Exercise materials Block Start

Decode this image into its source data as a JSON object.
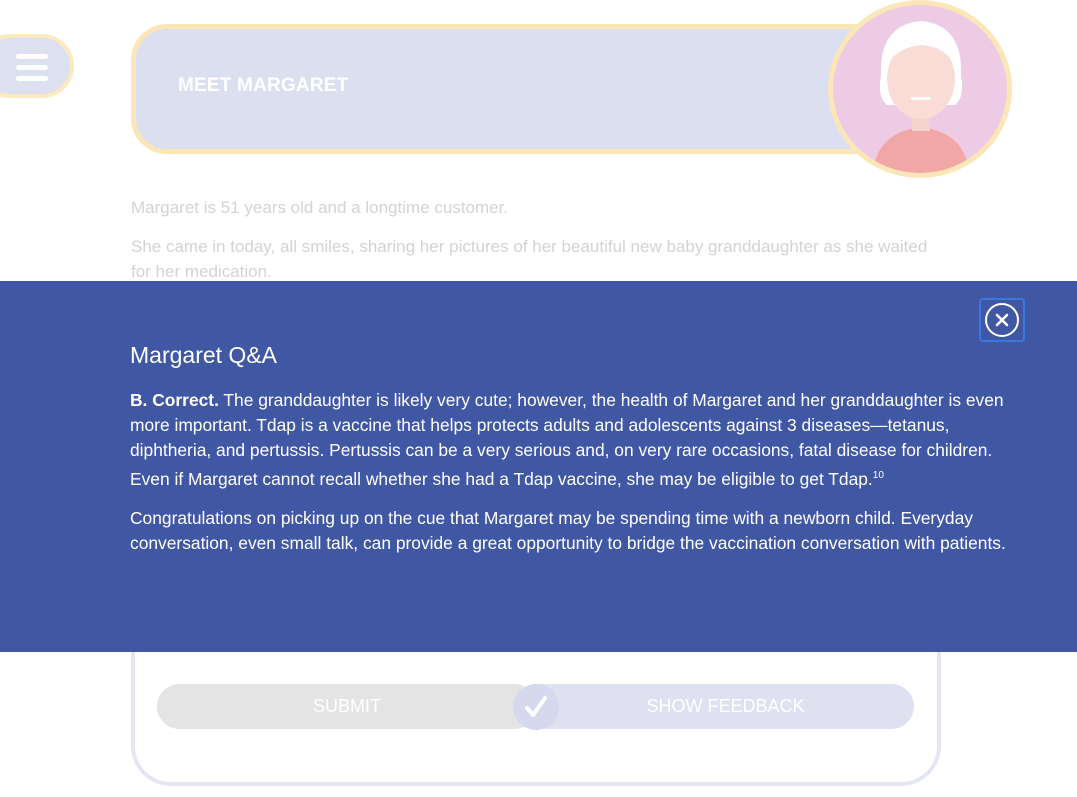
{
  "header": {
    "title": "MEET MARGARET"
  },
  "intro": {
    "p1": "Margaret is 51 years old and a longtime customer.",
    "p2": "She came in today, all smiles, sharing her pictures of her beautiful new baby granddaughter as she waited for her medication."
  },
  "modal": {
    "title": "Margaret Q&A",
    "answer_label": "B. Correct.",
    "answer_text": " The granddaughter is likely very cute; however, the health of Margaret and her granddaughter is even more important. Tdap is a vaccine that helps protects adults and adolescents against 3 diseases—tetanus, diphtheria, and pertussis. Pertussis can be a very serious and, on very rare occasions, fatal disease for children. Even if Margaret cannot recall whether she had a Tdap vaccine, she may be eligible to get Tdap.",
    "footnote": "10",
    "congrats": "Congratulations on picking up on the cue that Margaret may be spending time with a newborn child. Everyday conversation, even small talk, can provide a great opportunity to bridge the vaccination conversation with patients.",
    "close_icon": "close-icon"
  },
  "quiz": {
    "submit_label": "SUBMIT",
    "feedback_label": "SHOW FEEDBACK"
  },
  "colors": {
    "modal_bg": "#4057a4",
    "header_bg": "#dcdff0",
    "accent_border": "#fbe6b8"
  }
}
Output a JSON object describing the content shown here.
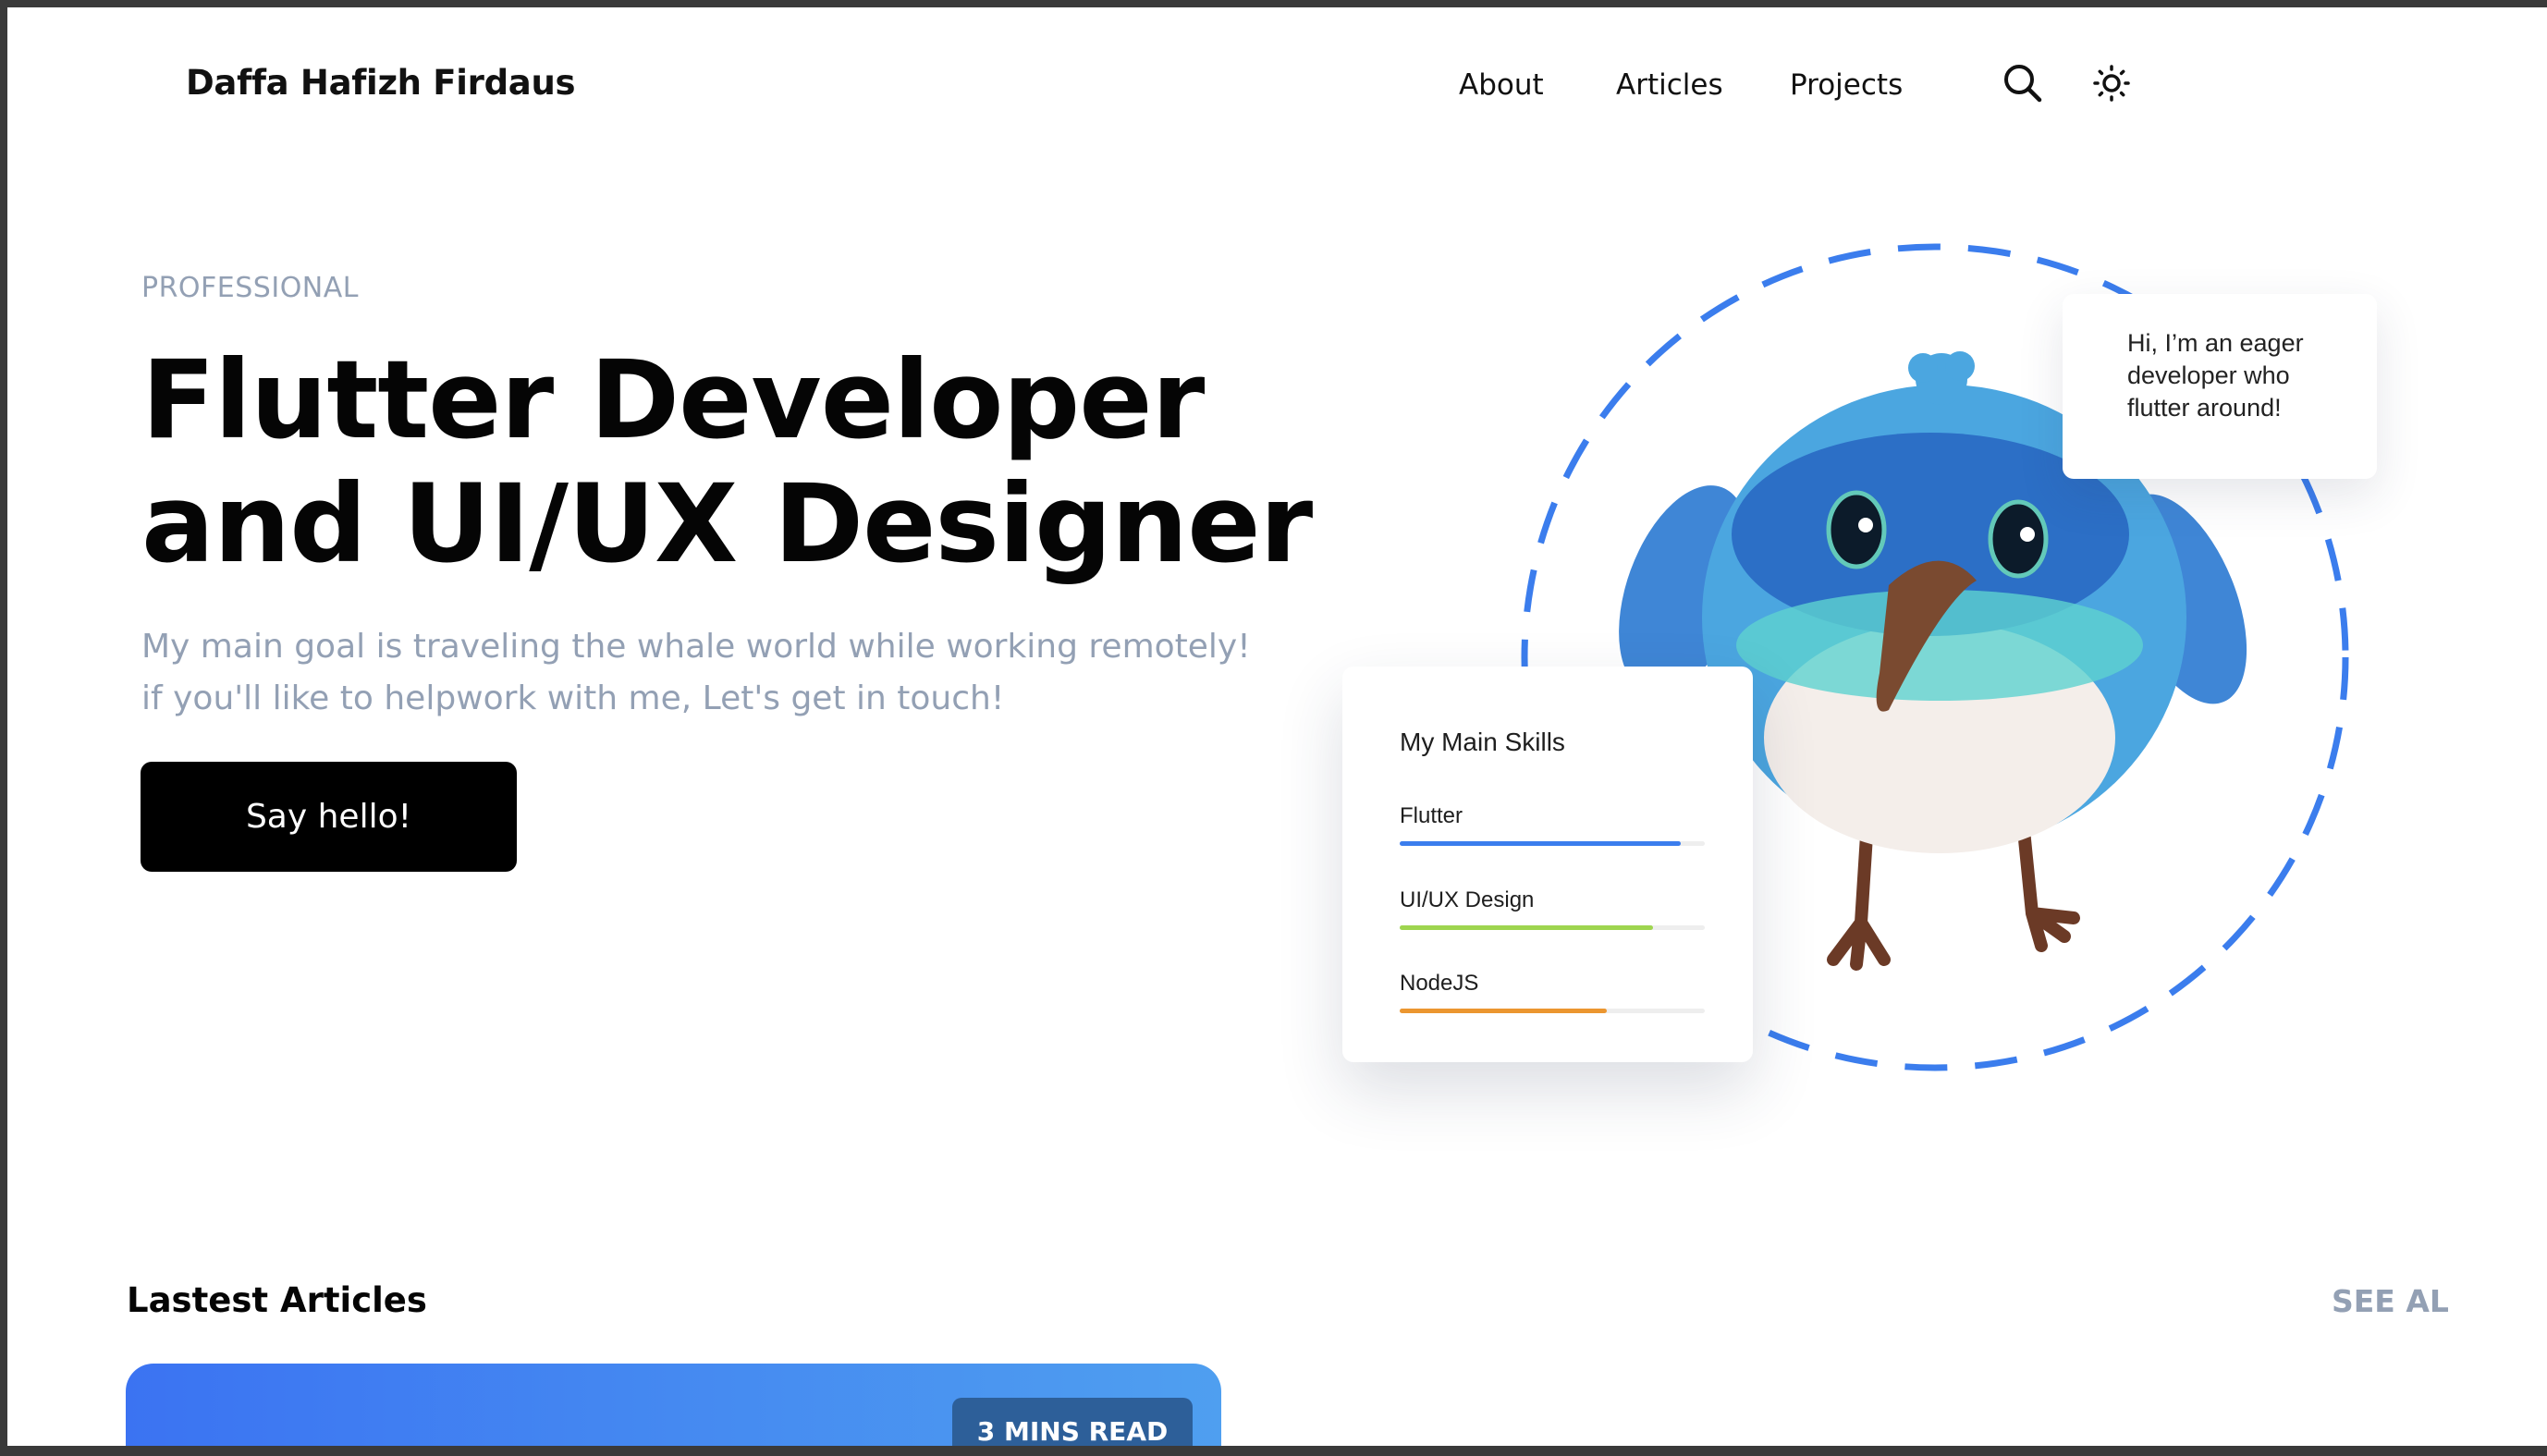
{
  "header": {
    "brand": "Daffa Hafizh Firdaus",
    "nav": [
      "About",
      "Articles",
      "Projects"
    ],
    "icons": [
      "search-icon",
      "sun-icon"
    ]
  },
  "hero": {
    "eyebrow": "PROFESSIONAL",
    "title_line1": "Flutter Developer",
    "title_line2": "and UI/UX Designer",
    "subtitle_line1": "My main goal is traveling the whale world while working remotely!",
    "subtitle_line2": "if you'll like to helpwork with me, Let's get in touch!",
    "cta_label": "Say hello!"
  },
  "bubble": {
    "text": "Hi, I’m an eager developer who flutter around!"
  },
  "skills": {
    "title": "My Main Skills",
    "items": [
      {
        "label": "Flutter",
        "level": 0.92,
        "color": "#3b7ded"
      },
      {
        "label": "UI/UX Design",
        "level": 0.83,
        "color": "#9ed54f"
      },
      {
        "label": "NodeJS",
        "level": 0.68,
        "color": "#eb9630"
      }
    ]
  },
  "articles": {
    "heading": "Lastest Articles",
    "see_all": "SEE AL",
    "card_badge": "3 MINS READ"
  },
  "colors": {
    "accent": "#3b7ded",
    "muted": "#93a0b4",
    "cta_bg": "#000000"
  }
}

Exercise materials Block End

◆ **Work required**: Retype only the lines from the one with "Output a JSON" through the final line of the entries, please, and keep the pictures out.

◆ **Result**:
Output a JSON object describing the content shown here.
{
  "header": {
    "brand": "Daffa Hafizh Firdaus",
    "nav": [
      "About",
      "Articles",
      "Projects"
    ],
    "icons": [
      "search-icon",
      "sun-icon"
    ]
  },
  "hero": {
    "eyebrow": "PROFESSIONAL",
    "title_line1": "Flutter Developer",
    "title_line2": "and UI/UX Designer",
    "subtitle_line1": "My main goal is traveling the whale world while working remotely!",
    "subtitle_line2": "if you'll like to helpwork with me, Let's get in touch!",
    "cta_label": "Say hello!"
  },
  "bubble": {
    "text": "Hi, I’m an eager developer who flutter around!"
  },
  "skills": {
    "title": "My Main Skills",
    "items": [
      {
        "label": "Flutter",
        "level": 0.92,
        "color": "#3b7ded"
      },
      {
        "label": "UI/UX Design",
        "level": 0.83,
        "color": "#9ed54f"
      },
      {
        "label": "NodeJS",
        "level": 0.68,
        "color": "#eb9630"
      }
    ]
  },
  "articles": {
    "heading": "Lastest Articles",
    "see_all": "SEE AL",
    "card_badge": "3 MINS READ"
  },
  "colors": {
    "accent": "#3b7ded",
    "muted": "#93a0b4",
    "cta_bg": "#000000"
  }
}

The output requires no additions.